The internal energy change (ΔU) of the system in an isochoric process is equivalent to the heat (Q) added to or removed from the system. Mathematically, this relationship can be expressed as ΔU = Q.
Uses of Isochoric Processes
Isochoric processes are often employed in calorimetry experiments to measure the heat capacity of substances. A constant-volume calorimeter is used to conduct such experiments. By keeping the volume constant, the heat transferred can be directly related to the temperature change of the system, providing valuable information about the specific heat capacity of materials.
The concept of isochoric processes plays a crucial role in internal combustion engines. During the combustion stroke of an engine, the fuel-air mixture ignites, causing a rapid increase in temperature and pressure.
Similarities Between Isobaric and Isochoric Process
- Isobaric and isochoric processes occur in thermodynamic equilibrium.
- Both processes involve heat transfer between the system and its surroundings.
- The first law of thermodynamics, also known as the law of energy conservation, applies to both isobaric and isochoric processes.
Difference Between Isobaric and Isochoric Process
An isobaric process is a thermodynamic transformation where a system undergoes a change while maintaining constant pressure, often leading to work being done on or by the system. An isochoric process occurs when a system undergoes a change while keeping its volume constant, typically resulting in changes in temperature and pressure.

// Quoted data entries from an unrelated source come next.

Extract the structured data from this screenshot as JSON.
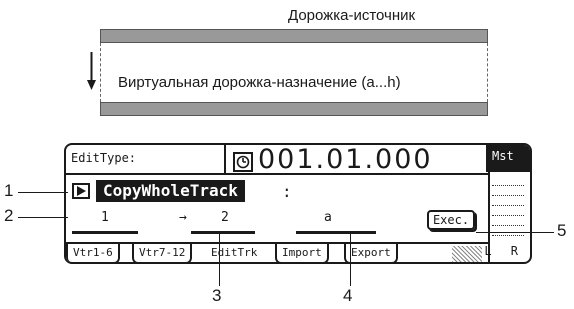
{
  "diagram": {
    "source_label": "Дорожка-источник",
    "destination_label": "Виртуальная дорожка-назначение (a...h)"
  },
  "lcd": {
    "edit_type_label": "EditType:",
    "location": "001.01.000",
    "master_label": "Mst",
    "meter_label": "L R",
    "edit_type_value": "CopyWholeTrack",
    "colon": ":",
    "source_track": "1",
    "arrow": "→",
    "dest_track": "2",
    "virtual_track": "a",
    "exec_label": "Exec.",
    "tabs": [
      "Vtr1-6",
      "Vtr7-12",
      "EditTrk",
      "Import",
      "Export"
    ],
    "active_tab": "EditTrk"
  },
  "callouts": [
    "1",
    "2",
    "3",
    "4",
    "5"
  ]
}
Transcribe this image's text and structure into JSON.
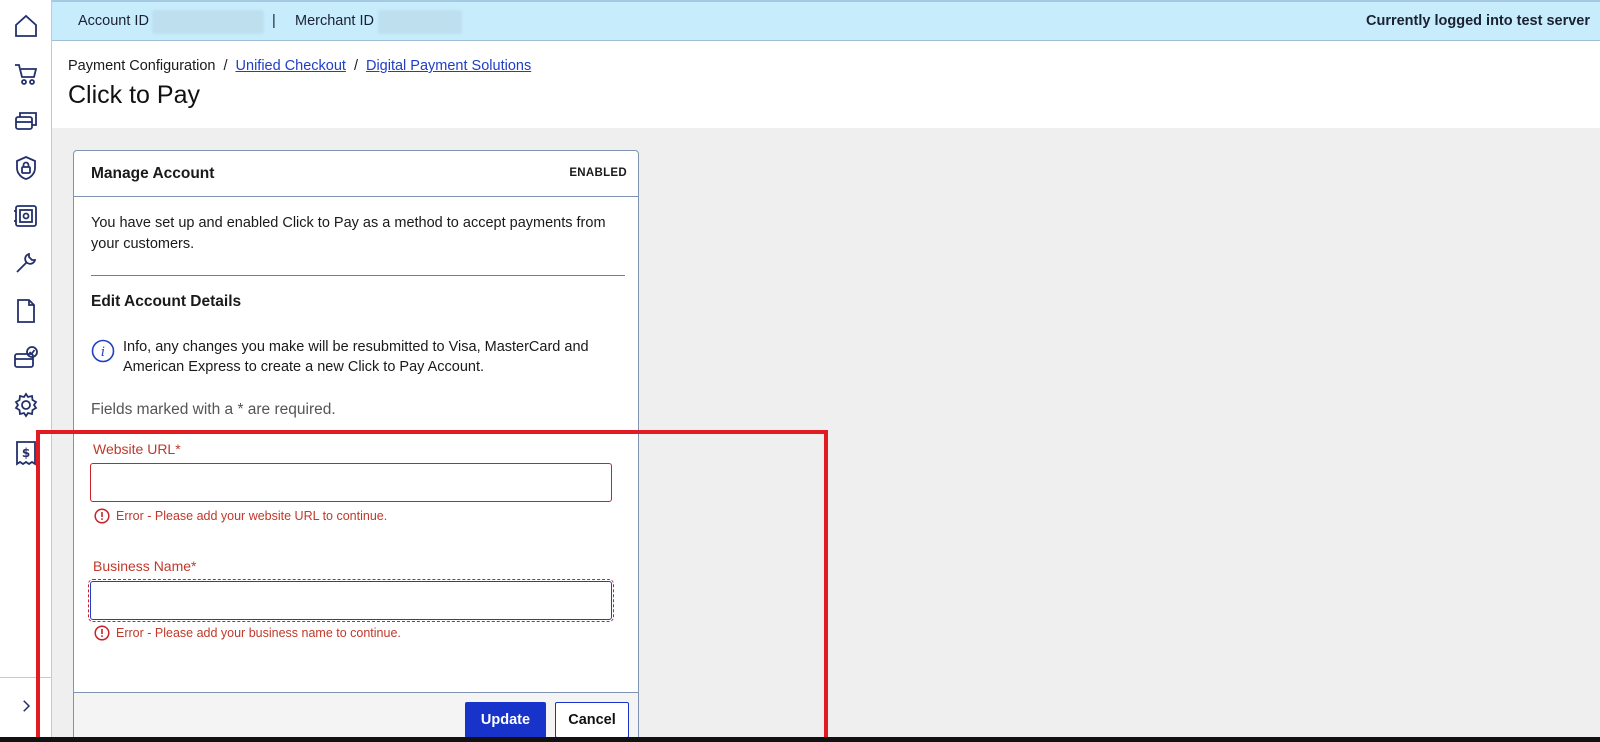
{
  "topbar": {
    "account_label": "Account ID",
    "separator": "|",
    "merchant_label": "Merchant ID",
    "status": "Currently logged into test server"
  },
  "sidebar": {
    "icons": [
      "home-icon",
      "cart-icon",
      "cards-icon",
      "shield-icon",
      "safe-icon",
      "wrench-icon",
      "document-icon",
      "card-check-icon",
      "gear-icon",
      "receipt-dollar-icon"
    ],
    "expand_icon": "chevron-right-icon"
  },
  "breadcrumb": {
    "root": "Payment Configuration",
    "sep": "/",
    "link1": "Unified Checkout",
    "link2": "Digital Payment Solutions"
  },
  "page_title": "Click to Pay",
  "card": {
    "title": "Manage Account",
    "status": "ENABLED",
    "description": "You have set up and enabled Click to Pay as a method to accept payments from your customers.",
    "section_title": "Edit Account Details",
    "info_text": "Info, any changes you make will be resubmitted to Visa, MasterCard and American Express to create a new Click to Pay Account.",
    "required_note": "Fields marked with a * are required.",
    "fields": {
      "website": {
        "label": "Website URL*",
        "value": "",
        "error": "Error - Please add your website URL to continue."
      },
      "business": {
        "label": "Business Name*",
        "value": "",
        "error": "Error - Please add your business name to continue."
      }
    },
    "buttons": {
      "update": "Update",
      "cancel": "Cancel"
    }
  },
  "colors": {
    "accent": "#1733c9",
    "error": "#c8232c",
    "topbar": "#c7ecfb",
    "highlight": "#e11b22"
  }
}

In an isobaric process, the pressure of the system remains constant throughout the transformation. While the volume and temperature can change, the pressure is fixed. In an isochoric process, the volume of the system remains constant during the transformation. The pressure and temperature can change, but the volume remains unchanged.
Work is done in an isobaric process as the volume changes against a constant pressure. The work done is given by the formula W = PΔV, where P is the constant pressure, and ΔV is the change in volume. However, no work is done in an isochoric process as the volume remains constant throughout the transformation (ΔV = 0). Consequently, the work done is zero (W = 0).

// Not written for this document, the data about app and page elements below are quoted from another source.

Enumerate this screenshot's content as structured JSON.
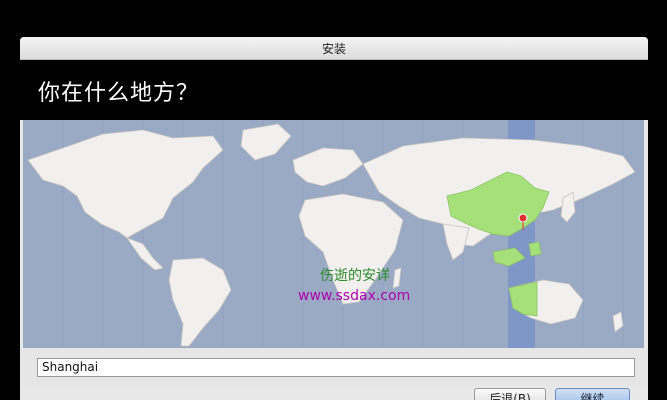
{
  "window": {
    "title": "安装"
  },
  "header": {
    "question": "你在什么地方？"
  },
  "map": {
    "selected_city": "Shanghai",
    "highlight_color": "#a6e07a",
    "land_color": "#f2f0ee",
    "ocean_color": "#9aa9c4",
    "timezone_band_color": "#7f97c7",
    "marker_color": "#e03030"
  },
  "watermark": {
    "line1": "伤逝的安详",
    "line2": "www.ssdax.com"
  },
  "location_input": {
    "value": "Shanghai"
  },
  "buttons": {
    "back": "后退(B)",
    "next": "继续"
  }
}
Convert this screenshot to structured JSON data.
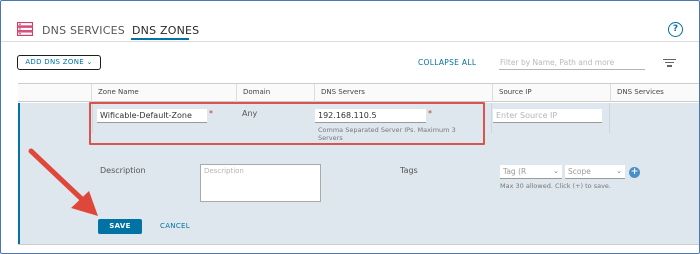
{
  "header": {
    "tabs": [
      {
        "label": "DNS SERVICES"
      },
      {
        "label": "DNS ZONES",
        "active": true
      }
    ],
    "help_label": "?"
  },
  "toolbar": {
    "add_label": "ADD DNS ZONE",
    "add_chevron": "⌄",
    "collapse_label": "COLLAPSE ALL",
    "filter_placeholder": "Filter by Name, Path and more"
  },
  "table": {
    "columns": [
      "Zone Name",
      "Domain",
      "DNS Servers",
      "Source IP",
      "DNS Services"
    ]
  },
  "form": {
    "zone_name_value": "Wificable-Default-Zone",
    "required_mark": "*",
    "domain_value": "Any",
    "dns_servers_value": "192.168.110.5",
    "dns_servers_hint": "Comma Separated Server IPs. Maximum 3 Servers",
    "source_ip_placeholder": "Enter Source IP",
    "description_label": "Description",
    "description_placeholder": "Description",
    "tags_label": "Tags",
    "tag_placeholder": "Tag (R",
    "scope_placeholder": "Scope",
    "tags_hint": "Max 30 allowed. Click (+) to save.",
    "add_tag_label": "+",
    "save_label": "SAVE",
    "cancel_label": "CANCEL"
  },
  "colors": {
    "accent": "#0072a3",
    "highlight": "#d9534f",
    "annotation_arrow": "#e0473b",
    "row_expanded_bg": "#dfe7ee",
    "icon_pink": "#d23b6e"
  },
  "icons": [
    "dns-services-icon",
    "help-icon",
    "filter-icon",
    "chevron-down-icon",
    "add-tag-icon",
    "annotation-arrow"
  ]
}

In an isobaric process, heat transfer can lead to changes in both temperature and volume. The heat added to the system (Q) results in an increase in the system’s internal energy (ΔU = Q – PΔV) and may cause the volume to expand or contract. In an isochoric process, heat transfer only affects the system’s internal energy (ΔU = Q) since the volume remains constant (ΔV = 0). The heat added or removed directly contributes to changing the system’s temperature.
Isobaric and isochoric processes are fundamental concepts in thermodynamics. The main difference between isobaric and isochoric process is that isobaric processes maintain a constant pressure, while isochoric processes maintain a constant volume.

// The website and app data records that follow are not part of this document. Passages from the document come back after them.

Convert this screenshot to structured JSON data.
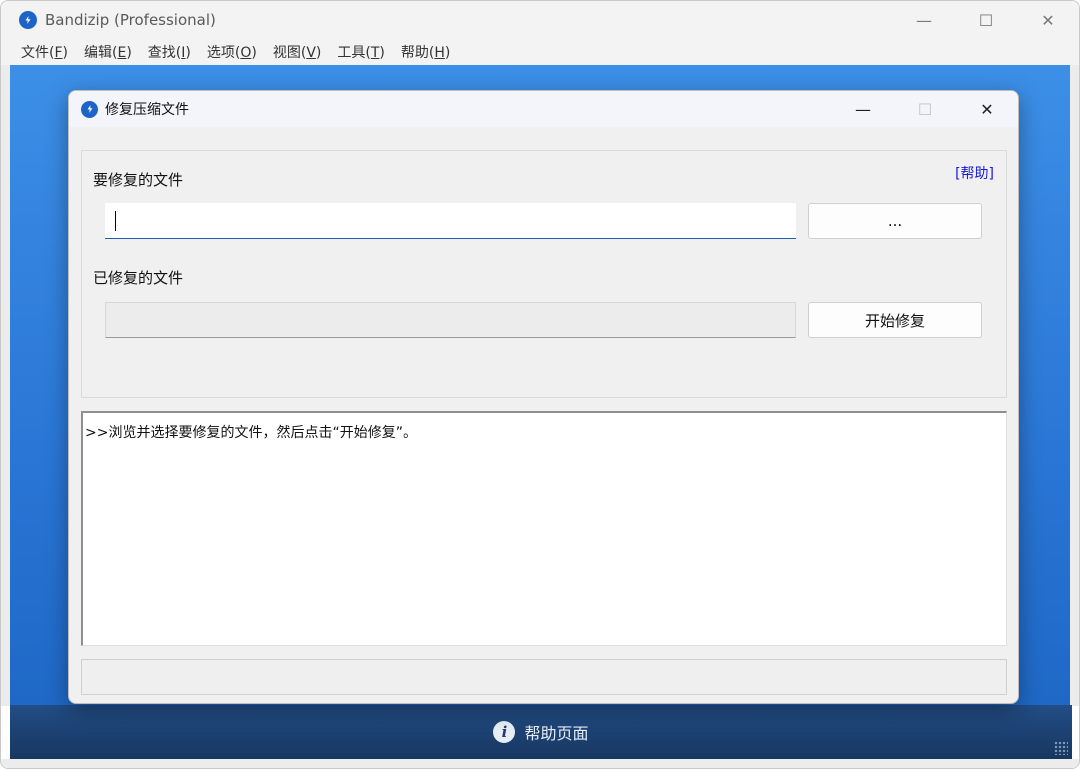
{
  "main_window": {
    "title": "Bandizip (Professional)",
    "controls": {
      "minimize": "—",
      "maximize": "☐",
      "close": "✕"
    }
  },
  "menu": [
    {
      "label": "文件(",
      "key": "F",
      "end": ")"
    },
    {
      "label": "编辑(",
      "key": "E",
      "end": ")"
    },
    {
      "label": "查找(",
      "key": "I",
      "end": ")"
    },
    {
      "label": "选项(",
      "key": "O",
      "end": ")"
    },
    {
      "label": "视图(",
      "key": "V",
      "end": ")"
    },
    {
      "label": "工具(",
      "key": "T",
      "end": ")"
    },
    {
      "label": "帮助(",
      "key": "H",
      "end": ")"
    }
  ],
  "statusbar": {
    "label": "帮助页面",
    "icon": "info-icon"
  },
  "dialog": {
    "title": "修复压缩文件",
    "controls": {
      "minimize": "—",
      "maximize": "☐",
      "close": "✕"
    },
    "help_link": "[帮助]",
    "source_label": "要修复的文件",
    "source_value": "",
    "browse_label": "...",
    "dest_label": "已修复的文件",
    "dest_value": "",
    "start_label": "开始修复",
    "log_text": ">>浏览并选择要修复的文件，然后点击“开始修复”。"
  },
  "colors": {
    "accent": "#1e64c8",
    "help_link": "#1a1adb",
    "status_bg": "#17375f"
  }
}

1. “Isobaric Process – Definition, Formula, Examples, FAQs.” Byju’s.
2. “Isochoric Process – An Overview.” Science Direct.